══ Raw data
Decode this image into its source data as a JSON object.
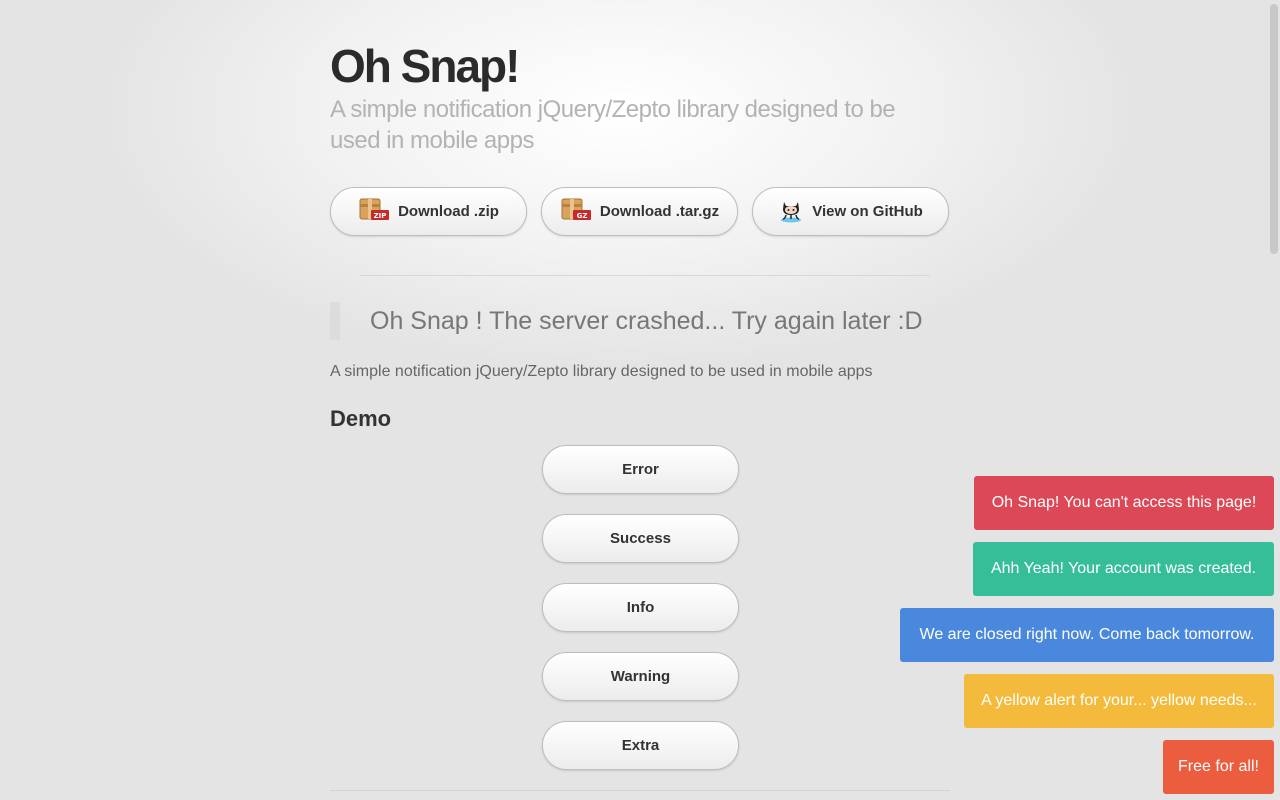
{
  "header": {
    "title": "Oh Snap!",
    "subtitle": "A simple notification jQuery/Zepto library designed to be used in mobile apps"
  },
  "downloads": {
    "zip": {
      "label": "Download .zip",
      "icon": "zip-archive-icon",
      "badge": "ZIP"
    },
    "targz": {
      "label": "Download .tar.gz",
      "icon": "gz-archive-icon",
      "badge": "GZ"
    },
    "github": {
      "label": "View on GitHub",
      "icon": "octocat-icon"
    }
  },
  "quote": "Oh Snap ! The server crashed... Try again later :D",
  "description": "A simple notification jQuery/Zepto library designed to be used in mobile apps",
  "demo": {
    "heading": "Demo",
    "buttons": [
      "Error",
      "Success",
      "Info",
      "Warning",
      "Extra"
    ]
  },
  "notifications": [
    {
      "type": "error",
      "text": "Oh Snap! You can't access this page!",
      "color": "#dd4857"
    },
    {
      "type": "success",
      "text": "Ahh Yeah! Your account was created.",
      "color": "#36be98"
    },
    {
      "type": "info",
      "text": "We are closed right now. Come back tomorrow.",
      "color": "#4a88dd"
    },
    {
      "type": "warning",
      "text": "A yellow alert for your... yellow needs...",
      "color": "#f4ba3c"
    },
    {
      "type": "extra",
      "text": "Free for all!",
      "color": "#ec5c3f"
    }
  ]
}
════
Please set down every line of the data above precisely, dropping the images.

Decode this image into its source data as a JSON object.
{
  "header": {
    "title": "Oh Snap!",
    "subtitle": "A simple notification jQuery/Zepto library designed to be used in mobile apps"
  },
  "downloads": {
    "zip": {
      "label": "Download .zip",
      "icon": "zip-archive-icon",
      "badge": "ZIP"
    },
    "targz": {
      "label": "Download .tar.gz",
      "icon": "gz-archive-icon",
      "badge": "GZ"
    },
    "github": {
      "label": "View on GitHub",
      "icon": "octocat-icon"
    }
  },
  "quote": "Oh Snap ! The server crashed... Try again later :D",
  "description": "A simple notification jQuery/Zepto library designed to be used in mobile apps",
  "demo": {
    "heading": "Demo",
    "buttons": [
      "Error",
      "Success",
      "Info",
      "Warning",
      "Extra"
    ]
  },
  "notifications": [
    {
      "type": "error",
      "text": "Oh Snap! You can't access this page!",
      "color": "#dd4857"
    },
    {
      "type": "success",
      "text": "Ahh Yeah! Your account was created.",
      "color": "#36be98"
    },
    {
      "type": "info",
      "text": "We are closed right now. Come back tomorrow.",
      "color": "#4a88dd"
    },
    {
      "type": "warning",
      "text": "A yellow alert for your... yellow needs...",
      "color": "#f4ba3c"
    },
    {
      "type": "extra",
      "text": "Free for all!",
      "color": "#ec5c3f"
    }
  ]
}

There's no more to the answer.